Reflection by TNFP's Office Coordinator, Elizabeth Langgle-Martin
"For everyone born, a place at the table; for everyone born, clean water and bread, a shelter, a space, a safe place for growing; for everyone born, a star over head." - Shirley Erena Murray
Lately, I’ve heard a lot of discussions surrounding the proposed changes to the existing SNAP program. If you’ve been on social media or even scanned the news, you most likely have caught wind of the conversation.
First of all, what is SNAP, and who does it serve? SNAP (Supplementary Nutritional Assistance Program) was formerly known as the food stamp program. SNAP is the federal benefit with which families around the United States purchase food items from grocery stores and farmers’ markets. The USDA reports that two thirds of SNAP participants last year were children, elderly, or had a disability. In January of 2018, 81,809 individuals in Davidson County alone received SNAP assistance. Currently, eligible individuals or families receive their approved amount of funds each month directly to a debit-style benefit card. The allotted amount can be spent on eligible food items from participating vendors. The average amount of the benefit tends to be about $1.52 per eligible person per meal.
Recent proposed changes suggest eliminating the debit type card which allows participants to choose ingredients and construct meals like non-participating families. These benefits would be replaced, at least in part, with a monthly government issued box of non-perishable staples. Reports suggest that these boxes would include items such peanut butter, pastas, and canned vegetables.
These proposed changes have The Nashville Food Project team actively thinking and talking about why we believe access to fresh foods and freedom of choice when thinking about food is essential to effectively supporting the families that rely on SNAP to supplement their grocery budgets and make ends meet.
Here are some of our reflections on what we believe are essential components to good food support:
Access to fresh foods
We believe that all people deserve access to fresh, nutritious food. Take a look at TNFP’s vision statement: “The Nashville Food Project embraces a vision of vibrant community food security in which everyone in Nashville has access to the food they want and need through a just and sustainable food system.” We believe that a just and sustainable system means families having access to foods that haven’t undergone extensive processing, foods that contribute to a healthy lifestyle. Fresh lettuce, ripe tomatoes, and peaches that aren’t drowning in heavy syrup shouldn’t be considered the food of the elite.
Self-Determination and Dignity
Years of working with individuals who are straddling the poverty line has taught me that people are the experts of their own experience. The most resilient folks I have known are people who manage to grow riverside food gardens while living in a tent or who hand deliver a birthday card after spending the night sleeping on a church stoop. In college, one of my professors once said that if someone’s situation or struggle was simple, they would have already figured it out themselves.

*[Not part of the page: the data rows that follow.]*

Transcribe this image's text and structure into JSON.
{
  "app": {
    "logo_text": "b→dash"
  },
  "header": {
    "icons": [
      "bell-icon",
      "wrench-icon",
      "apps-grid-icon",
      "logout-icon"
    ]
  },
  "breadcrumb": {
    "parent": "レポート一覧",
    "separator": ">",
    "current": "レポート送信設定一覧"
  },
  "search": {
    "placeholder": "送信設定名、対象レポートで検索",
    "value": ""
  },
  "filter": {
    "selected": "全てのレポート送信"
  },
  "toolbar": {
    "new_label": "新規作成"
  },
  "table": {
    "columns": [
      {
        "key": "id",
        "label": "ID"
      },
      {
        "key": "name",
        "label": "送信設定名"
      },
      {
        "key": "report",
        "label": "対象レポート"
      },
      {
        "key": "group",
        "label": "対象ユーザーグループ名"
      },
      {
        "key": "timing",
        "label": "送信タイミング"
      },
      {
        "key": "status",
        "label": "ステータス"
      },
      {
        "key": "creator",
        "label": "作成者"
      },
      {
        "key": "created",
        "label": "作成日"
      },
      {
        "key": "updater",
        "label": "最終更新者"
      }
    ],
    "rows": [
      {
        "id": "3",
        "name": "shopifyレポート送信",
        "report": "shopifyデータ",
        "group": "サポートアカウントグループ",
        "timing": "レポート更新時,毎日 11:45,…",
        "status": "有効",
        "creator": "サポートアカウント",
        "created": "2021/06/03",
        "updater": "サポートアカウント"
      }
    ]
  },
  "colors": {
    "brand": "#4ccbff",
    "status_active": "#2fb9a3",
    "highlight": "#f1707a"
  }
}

Poverty is the result of complex systems, years of discrimination, resource access issues, and income inequality. Removing everyday choices and elements of self-determination from SNAP participants inherently suggests that their experience of poverty is purely the result of a personal failing, a failing so great that they now require someone who hasn’t struggled in the same way to tell them what is or is not acceptable to purchase, prepare, and serve to their families. Many families already feel an element of shame for needing to utilize a supplemental program, but to remove the ability to shop alongside non-participating families would further alienate already marginalized groups of people.
Value of Cultural Identity
Do you have a favorite holiday dish that your grandmother made or a cake that your family bakes for every birthday? Many of us were raised with meals and recipes passed down for generations. However, traditional meals for a new American family from Burma might look very different from someone raised in urban areas of Chicago, which would vary greatly from meals prepared in New Orleans.
Food is deeply personal and tied to who we are and where we are from. We create traditions utilizing food and share who we are with others through its preparation. When freedom of choice is eliminated from the foods we eat and replaced with “cookie cutter options,” we discount the way that culture and tradition influence our eating habits and vice versa. We believe that limiting control over one’s own food choices, choices that reflect one’s tastes and traditions, would render a serious flaw in any type of nutrition assistance program.
While SNAP isn’t a perfect program in its current state, it’s essential that any changes to the program serve to increase participants’ access to a variety of fresh foods and allow for food choices that reflect the nutritional and cultural needs of each participant. Without these, any program would be a step backward.
Obviously, SNAP is not the only way to increase access to fresh, nutritious foods for families in need. Here are a few things you can do to help support and increase in fresh, nutritious food for families experiencing food instability:
1. Share extra fresh produce from your gardens with a local food bank (or if you are in the Nashville area, with The Nashville Food Project, of course)!
2. Support community gardening initiatives which increase land access for under-resourced neighbors to grow their own food.
3. Help de-stigmatize nutrition assistance programs such as SNAP by sharing factual, well researched information. Here is a good starting point to learn more.
Most importantly, we must remember that there is enough. It’s easy to fall into a mindset of scarcity. However, it’s essential to recall that 40% of the food produced in the United States goes to waste. There is plenty of food to meet the needs of all people and plenty of room at the table.